Your task |
What is needed is a copy of each line in the listing below that contains "author".

"""

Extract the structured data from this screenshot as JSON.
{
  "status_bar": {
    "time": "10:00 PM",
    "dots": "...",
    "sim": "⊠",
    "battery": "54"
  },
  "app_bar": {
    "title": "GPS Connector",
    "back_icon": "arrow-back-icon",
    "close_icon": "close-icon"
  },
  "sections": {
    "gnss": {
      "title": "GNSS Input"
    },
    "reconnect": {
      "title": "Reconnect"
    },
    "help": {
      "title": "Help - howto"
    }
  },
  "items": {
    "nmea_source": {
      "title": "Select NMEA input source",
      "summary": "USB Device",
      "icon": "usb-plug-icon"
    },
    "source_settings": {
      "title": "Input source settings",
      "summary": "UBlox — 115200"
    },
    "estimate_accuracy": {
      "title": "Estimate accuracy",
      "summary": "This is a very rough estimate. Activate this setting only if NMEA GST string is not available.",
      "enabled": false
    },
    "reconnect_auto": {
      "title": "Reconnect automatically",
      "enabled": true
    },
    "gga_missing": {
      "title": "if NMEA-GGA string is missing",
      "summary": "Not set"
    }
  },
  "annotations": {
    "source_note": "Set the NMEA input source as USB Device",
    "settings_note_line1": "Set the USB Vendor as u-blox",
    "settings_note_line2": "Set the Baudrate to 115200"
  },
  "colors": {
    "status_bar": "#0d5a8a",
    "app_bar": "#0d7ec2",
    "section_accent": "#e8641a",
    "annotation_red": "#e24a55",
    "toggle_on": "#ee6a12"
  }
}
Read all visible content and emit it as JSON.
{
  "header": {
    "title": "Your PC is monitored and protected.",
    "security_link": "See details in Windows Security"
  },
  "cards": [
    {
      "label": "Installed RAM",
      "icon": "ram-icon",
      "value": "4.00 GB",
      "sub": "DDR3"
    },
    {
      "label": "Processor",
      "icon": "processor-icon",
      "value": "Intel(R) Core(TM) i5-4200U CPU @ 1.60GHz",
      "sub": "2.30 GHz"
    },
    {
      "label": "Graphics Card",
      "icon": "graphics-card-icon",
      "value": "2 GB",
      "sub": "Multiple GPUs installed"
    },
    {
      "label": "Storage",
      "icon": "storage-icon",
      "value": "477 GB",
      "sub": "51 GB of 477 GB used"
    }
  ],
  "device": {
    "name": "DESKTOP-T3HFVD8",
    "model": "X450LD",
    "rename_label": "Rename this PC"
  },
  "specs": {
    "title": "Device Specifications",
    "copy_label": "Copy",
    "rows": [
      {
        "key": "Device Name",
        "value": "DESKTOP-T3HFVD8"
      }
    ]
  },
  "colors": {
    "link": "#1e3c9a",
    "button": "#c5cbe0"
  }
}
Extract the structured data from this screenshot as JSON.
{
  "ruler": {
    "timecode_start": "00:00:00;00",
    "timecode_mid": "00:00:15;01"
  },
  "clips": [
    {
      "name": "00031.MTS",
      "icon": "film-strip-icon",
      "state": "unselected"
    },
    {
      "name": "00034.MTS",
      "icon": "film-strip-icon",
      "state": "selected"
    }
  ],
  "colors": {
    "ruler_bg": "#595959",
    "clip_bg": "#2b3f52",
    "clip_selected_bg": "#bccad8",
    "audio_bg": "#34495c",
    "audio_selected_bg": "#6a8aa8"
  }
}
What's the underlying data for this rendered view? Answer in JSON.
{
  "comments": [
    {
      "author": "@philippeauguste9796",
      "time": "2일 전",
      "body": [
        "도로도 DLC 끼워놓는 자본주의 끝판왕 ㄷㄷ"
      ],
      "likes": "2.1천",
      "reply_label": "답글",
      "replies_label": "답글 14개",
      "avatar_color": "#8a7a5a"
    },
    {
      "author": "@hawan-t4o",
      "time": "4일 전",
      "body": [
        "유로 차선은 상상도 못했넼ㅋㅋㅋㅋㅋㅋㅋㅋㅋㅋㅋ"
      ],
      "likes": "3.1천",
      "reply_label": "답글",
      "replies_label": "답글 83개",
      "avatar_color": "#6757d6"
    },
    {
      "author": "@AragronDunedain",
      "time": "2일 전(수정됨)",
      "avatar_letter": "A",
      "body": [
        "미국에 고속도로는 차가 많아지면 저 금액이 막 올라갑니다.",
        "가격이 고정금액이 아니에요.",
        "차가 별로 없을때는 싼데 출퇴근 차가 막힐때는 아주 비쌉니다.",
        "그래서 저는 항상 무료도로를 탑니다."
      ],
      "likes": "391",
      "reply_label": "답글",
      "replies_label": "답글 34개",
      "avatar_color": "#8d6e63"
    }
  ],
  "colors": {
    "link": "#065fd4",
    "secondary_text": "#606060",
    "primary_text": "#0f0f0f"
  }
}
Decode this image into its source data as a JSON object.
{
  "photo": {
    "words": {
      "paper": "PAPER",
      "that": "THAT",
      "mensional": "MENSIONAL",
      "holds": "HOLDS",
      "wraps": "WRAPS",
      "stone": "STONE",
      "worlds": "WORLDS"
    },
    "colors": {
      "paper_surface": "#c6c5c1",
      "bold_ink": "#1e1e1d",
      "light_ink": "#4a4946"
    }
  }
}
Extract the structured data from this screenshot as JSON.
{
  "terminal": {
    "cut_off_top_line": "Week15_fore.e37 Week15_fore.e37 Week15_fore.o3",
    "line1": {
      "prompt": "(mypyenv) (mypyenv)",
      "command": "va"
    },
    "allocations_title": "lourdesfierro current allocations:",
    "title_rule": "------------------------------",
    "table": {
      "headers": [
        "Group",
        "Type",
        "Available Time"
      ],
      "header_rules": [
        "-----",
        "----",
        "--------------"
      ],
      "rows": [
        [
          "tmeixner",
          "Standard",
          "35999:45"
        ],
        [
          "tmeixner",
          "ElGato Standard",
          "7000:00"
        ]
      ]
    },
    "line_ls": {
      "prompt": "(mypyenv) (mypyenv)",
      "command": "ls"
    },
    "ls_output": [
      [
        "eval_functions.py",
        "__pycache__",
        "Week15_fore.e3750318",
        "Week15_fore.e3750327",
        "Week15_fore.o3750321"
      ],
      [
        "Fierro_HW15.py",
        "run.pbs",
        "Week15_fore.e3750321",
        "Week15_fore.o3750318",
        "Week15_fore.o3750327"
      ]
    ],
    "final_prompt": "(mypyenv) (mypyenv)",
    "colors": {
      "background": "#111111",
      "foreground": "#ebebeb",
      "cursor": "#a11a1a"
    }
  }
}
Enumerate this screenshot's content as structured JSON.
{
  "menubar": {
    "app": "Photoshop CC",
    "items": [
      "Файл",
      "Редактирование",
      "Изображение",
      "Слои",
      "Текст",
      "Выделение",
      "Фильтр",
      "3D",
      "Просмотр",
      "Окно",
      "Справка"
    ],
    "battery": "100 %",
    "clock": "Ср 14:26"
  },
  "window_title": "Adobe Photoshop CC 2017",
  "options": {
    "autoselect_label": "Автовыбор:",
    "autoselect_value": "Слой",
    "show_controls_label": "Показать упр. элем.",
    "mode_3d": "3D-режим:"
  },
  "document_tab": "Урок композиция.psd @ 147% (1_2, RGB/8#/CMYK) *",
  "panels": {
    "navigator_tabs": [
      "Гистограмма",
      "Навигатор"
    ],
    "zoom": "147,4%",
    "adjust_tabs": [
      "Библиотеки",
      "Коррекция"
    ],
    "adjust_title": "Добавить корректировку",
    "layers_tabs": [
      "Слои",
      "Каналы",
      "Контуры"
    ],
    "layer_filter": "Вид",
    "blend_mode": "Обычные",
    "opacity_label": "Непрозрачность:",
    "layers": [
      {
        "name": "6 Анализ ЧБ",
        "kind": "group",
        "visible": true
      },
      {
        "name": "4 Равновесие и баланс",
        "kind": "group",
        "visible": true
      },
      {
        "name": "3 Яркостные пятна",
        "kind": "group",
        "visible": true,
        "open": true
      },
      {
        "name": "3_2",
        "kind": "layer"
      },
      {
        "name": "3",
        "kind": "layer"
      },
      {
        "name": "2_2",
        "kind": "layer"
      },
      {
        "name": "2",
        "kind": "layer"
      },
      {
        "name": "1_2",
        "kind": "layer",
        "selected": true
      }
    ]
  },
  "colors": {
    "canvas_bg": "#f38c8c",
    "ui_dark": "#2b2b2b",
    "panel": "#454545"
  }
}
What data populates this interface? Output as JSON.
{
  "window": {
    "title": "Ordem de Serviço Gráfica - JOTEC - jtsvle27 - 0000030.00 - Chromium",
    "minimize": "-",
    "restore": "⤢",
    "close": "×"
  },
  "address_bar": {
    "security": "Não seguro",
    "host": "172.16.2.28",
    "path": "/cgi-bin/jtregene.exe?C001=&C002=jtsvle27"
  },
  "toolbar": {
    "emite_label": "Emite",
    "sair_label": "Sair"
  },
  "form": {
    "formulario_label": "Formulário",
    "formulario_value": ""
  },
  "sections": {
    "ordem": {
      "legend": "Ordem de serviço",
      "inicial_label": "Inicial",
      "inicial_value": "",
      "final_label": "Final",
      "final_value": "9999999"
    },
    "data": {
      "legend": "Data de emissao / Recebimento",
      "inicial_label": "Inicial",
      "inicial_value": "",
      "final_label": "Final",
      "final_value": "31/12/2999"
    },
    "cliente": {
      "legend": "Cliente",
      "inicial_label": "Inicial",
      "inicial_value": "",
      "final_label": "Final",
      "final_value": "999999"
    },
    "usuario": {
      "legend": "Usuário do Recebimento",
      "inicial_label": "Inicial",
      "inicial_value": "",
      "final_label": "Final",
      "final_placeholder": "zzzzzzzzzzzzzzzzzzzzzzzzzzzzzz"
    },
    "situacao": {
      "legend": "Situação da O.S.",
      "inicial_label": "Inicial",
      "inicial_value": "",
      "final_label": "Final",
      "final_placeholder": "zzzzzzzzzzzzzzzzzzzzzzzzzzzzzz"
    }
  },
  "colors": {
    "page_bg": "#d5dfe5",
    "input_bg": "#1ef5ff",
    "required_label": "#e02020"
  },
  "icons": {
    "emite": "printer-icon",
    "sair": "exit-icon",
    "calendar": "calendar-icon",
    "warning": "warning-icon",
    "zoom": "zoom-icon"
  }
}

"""

Solution below |
      "author": "@philippeauguste9796",
      "author": "@hawan-t4o",
      "author": "@AragronDunedain",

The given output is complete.